US7816286B1 (en) * 2007-11-30 2010-10-19 H. B. Fuller Company Thermoplastic composition for wallpaper and the wallpaper including the same
US9827696B2 (en) 2011-06-17 2017-11-28 Fiberweb, Llc Vapor-permeable, substantially water-impermeable multilayer article
US9827755B2 (en) 2011-06-23 2017-11-28 Fiberweb, Llc Vapor-permeable, substantially water-impermeable multilayer article
US10369769B2 (en) 2011-06-23 2019-08-06 Fiberweb, Inc. Vapor-permeable, substantially water-impermeable multilayer article
US9765459B2 (en) 2011-06-24 2017-09-19 Fiberweb, Llc Vapor-permeable, substantially water-impermeable multilayer article
US10253439B2 (en) 2011-06-24 2019-04-09 Fiberweb, Llc Vapor-permeable, substantially water-impermeable multilayer article
WO2013012762A2 (en) 2011-07-15 2013-01-24 Airdex International, Inc. Climate control cargo container for storing, transporting and preserving cargo
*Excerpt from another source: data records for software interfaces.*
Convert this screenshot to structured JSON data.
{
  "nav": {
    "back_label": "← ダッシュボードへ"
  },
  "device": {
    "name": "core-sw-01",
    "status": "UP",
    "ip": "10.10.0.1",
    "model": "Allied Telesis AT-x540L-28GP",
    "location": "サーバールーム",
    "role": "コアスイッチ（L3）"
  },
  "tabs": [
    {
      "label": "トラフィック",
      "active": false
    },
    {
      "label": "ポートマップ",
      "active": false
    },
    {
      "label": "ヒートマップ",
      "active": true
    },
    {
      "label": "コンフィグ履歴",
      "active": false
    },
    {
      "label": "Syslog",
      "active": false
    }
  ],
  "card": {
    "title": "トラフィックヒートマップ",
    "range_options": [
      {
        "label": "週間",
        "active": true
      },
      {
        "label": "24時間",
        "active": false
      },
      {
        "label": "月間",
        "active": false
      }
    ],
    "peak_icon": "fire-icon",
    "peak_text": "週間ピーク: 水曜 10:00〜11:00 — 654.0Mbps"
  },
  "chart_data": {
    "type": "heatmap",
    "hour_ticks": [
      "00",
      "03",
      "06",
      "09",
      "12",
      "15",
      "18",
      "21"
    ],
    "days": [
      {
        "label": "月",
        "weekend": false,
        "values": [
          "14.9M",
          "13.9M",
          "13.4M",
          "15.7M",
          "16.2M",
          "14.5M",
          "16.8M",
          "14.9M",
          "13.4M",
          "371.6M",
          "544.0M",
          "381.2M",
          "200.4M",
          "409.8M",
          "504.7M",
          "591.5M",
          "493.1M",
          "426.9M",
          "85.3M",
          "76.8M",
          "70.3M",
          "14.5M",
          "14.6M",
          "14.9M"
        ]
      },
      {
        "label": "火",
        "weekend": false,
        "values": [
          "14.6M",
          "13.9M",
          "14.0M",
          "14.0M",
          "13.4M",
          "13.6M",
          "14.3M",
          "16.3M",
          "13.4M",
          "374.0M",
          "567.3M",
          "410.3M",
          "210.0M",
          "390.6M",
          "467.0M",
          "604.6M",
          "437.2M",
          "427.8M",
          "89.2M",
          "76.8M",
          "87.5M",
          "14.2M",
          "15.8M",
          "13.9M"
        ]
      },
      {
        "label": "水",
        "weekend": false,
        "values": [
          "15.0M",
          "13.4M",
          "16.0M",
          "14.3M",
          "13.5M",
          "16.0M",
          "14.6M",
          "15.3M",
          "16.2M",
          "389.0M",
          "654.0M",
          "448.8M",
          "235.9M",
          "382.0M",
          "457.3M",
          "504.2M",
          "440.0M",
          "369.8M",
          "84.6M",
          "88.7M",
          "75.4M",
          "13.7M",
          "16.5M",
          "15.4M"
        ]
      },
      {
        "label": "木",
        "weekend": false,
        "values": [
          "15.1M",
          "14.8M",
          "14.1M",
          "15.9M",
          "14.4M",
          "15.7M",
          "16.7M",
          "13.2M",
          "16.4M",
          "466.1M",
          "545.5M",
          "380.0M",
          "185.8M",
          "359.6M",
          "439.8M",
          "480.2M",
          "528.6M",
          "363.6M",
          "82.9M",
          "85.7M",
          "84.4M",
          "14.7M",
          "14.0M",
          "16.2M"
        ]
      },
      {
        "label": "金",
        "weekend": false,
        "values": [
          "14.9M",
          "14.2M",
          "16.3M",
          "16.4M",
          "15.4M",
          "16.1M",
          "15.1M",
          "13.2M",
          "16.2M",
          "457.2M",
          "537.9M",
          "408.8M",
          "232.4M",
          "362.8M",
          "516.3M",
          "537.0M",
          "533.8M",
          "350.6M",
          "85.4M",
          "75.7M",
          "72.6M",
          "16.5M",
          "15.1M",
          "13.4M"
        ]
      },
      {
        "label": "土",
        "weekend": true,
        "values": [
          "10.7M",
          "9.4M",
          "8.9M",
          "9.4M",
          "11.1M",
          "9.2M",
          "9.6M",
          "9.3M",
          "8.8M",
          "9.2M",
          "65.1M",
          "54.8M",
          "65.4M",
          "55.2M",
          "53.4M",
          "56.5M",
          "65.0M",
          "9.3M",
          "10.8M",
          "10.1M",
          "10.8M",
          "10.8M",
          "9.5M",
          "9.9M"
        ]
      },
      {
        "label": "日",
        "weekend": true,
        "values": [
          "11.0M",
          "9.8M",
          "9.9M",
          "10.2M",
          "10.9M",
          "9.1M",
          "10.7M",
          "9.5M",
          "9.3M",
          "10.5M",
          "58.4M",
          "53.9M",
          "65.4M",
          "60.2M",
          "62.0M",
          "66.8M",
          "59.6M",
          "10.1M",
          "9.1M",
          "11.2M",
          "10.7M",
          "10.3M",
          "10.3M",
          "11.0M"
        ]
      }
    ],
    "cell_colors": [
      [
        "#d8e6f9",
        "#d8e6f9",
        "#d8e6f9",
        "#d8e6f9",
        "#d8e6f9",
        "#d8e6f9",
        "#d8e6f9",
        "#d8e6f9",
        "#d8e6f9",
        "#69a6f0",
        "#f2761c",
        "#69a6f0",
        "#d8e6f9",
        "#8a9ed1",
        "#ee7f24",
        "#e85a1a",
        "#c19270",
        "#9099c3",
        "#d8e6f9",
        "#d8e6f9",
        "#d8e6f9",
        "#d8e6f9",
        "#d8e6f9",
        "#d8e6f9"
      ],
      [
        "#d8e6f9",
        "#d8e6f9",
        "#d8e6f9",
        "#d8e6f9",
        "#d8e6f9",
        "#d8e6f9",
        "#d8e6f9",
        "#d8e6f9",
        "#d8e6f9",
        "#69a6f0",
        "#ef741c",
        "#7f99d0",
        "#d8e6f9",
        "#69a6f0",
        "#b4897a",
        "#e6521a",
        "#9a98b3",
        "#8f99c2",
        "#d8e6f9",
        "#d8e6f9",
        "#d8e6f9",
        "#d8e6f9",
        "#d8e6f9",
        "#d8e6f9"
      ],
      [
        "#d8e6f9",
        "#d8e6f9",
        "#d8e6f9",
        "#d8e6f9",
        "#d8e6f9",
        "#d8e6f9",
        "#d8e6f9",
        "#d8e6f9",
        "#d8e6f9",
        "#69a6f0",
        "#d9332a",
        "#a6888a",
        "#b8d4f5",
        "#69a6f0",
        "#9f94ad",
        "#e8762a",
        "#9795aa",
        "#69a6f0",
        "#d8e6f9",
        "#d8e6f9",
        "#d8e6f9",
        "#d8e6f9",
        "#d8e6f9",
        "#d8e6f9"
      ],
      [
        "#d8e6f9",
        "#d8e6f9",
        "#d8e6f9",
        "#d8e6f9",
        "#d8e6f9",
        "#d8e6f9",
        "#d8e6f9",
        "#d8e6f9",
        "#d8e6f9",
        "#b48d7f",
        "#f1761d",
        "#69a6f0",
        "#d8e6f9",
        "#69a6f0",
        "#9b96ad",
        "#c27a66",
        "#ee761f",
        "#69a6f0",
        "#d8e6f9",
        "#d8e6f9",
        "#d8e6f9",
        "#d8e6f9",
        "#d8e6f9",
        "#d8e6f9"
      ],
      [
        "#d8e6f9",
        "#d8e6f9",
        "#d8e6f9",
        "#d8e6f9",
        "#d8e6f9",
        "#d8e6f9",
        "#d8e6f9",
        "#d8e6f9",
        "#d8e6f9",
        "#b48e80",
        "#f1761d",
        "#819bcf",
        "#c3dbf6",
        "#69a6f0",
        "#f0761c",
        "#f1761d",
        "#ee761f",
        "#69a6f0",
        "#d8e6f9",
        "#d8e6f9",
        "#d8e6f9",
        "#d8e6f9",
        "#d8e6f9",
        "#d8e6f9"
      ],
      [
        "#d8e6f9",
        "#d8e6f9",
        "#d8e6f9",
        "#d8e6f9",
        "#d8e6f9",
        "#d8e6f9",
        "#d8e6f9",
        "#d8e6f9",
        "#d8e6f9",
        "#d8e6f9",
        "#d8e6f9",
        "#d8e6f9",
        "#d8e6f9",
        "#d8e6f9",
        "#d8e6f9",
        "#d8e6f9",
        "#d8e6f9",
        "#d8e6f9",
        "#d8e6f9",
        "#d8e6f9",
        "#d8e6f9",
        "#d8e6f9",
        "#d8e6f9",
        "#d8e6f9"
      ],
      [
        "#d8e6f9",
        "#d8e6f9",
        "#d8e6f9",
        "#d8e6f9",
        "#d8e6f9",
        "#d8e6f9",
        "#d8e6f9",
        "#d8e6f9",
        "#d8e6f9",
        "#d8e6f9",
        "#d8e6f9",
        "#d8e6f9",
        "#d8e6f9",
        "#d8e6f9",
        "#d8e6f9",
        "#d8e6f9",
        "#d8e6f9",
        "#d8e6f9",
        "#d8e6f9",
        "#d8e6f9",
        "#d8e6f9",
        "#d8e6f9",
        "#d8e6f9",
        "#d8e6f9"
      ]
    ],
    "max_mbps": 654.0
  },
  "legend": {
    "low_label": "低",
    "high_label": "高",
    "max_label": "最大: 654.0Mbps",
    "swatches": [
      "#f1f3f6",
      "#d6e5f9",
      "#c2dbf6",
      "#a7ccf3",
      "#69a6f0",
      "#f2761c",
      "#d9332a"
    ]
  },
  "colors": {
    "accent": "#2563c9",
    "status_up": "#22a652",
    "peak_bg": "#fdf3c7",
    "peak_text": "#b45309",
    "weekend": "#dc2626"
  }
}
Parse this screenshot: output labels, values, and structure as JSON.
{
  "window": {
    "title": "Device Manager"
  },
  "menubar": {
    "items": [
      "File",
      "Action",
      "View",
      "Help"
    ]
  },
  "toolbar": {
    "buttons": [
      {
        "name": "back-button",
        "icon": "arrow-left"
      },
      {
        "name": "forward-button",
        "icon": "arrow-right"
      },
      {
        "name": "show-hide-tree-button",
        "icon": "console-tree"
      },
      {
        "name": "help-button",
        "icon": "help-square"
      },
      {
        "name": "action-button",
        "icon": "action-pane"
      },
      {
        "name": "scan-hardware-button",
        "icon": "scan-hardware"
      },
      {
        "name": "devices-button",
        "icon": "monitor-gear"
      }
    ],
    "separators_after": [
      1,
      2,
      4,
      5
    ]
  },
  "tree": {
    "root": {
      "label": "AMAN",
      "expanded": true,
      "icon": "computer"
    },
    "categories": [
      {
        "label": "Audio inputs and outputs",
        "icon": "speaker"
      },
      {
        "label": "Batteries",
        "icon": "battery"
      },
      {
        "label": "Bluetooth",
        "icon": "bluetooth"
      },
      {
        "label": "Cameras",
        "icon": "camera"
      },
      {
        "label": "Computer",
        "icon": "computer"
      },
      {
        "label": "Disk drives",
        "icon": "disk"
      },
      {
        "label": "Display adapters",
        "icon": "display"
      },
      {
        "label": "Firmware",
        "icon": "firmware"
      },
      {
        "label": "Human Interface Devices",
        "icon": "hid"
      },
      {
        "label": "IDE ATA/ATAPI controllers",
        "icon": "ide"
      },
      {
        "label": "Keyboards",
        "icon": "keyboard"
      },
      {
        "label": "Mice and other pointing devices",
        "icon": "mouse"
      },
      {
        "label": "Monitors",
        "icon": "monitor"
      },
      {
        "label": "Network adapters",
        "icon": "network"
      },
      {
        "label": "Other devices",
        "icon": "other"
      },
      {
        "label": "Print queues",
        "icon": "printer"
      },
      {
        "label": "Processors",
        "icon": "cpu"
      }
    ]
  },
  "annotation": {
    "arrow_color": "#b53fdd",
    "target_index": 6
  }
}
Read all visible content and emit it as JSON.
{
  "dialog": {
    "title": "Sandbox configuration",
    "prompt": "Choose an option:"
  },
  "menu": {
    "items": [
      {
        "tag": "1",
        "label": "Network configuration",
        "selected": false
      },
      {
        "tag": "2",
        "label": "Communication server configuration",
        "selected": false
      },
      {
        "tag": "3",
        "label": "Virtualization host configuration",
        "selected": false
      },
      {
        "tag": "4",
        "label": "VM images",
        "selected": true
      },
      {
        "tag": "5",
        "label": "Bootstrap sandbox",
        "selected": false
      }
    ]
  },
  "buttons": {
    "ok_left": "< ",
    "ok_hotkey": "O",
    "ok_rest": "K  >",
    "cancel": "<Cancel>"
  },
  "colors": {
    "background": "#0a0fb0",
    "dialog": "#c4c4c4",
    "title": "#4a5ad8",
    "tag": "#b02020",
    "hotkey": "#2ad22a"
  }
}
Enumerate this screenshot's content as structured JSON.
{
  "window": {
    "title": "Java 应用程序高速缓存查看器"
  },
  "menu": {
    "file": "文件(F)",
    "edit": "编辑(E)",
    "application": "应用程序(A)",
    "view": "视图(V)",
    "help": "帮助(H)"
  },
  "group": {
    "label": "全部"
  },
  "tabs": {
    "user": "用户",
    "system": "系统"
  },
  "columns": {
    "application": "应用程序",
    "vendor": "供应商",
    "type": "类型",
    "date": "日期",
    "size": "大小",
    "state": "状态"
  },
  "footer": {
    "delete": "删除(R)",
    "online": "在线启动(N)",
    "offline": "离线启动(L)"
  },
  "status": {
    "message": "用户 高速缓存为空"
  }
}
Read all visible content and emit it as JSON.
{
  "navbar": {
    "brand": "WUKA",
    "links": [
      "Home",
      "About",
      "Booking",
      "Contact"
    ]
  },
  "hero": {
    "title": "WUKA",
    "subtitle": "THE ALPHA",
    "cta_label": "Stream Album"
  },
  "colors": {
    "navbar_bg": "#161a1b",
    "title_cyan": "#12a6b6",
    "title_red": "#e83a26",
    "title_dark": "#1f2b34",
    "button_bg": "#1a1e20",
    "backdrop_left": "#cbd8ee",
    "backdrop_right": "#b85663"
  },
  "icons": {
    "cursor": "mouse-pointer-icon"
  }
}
Also Published As

Publication number Publication date
EP1585781A1 (en) 2005-10-19
US7781069B2 (en) 2010-08-24
MXPA05007727A (en) 2005-09-30
US20040146729A1 (en) 2004-07-29
WO2004067604A1 (en) 2004-08-12
US20080254270A1 (en) 2008-10-16
JP2006518412A (en) 2006-08-10
AU2004207780A1 (en) 2004-08-12
BRPI0406561A (en) 2005-12-20
EP1970402A2 (en) 2008-09-17
CN1742035A (en) 2006-03-01
CA2513052A1 (en) 2004-08-12

Similar Documents

Publication Publication Date Title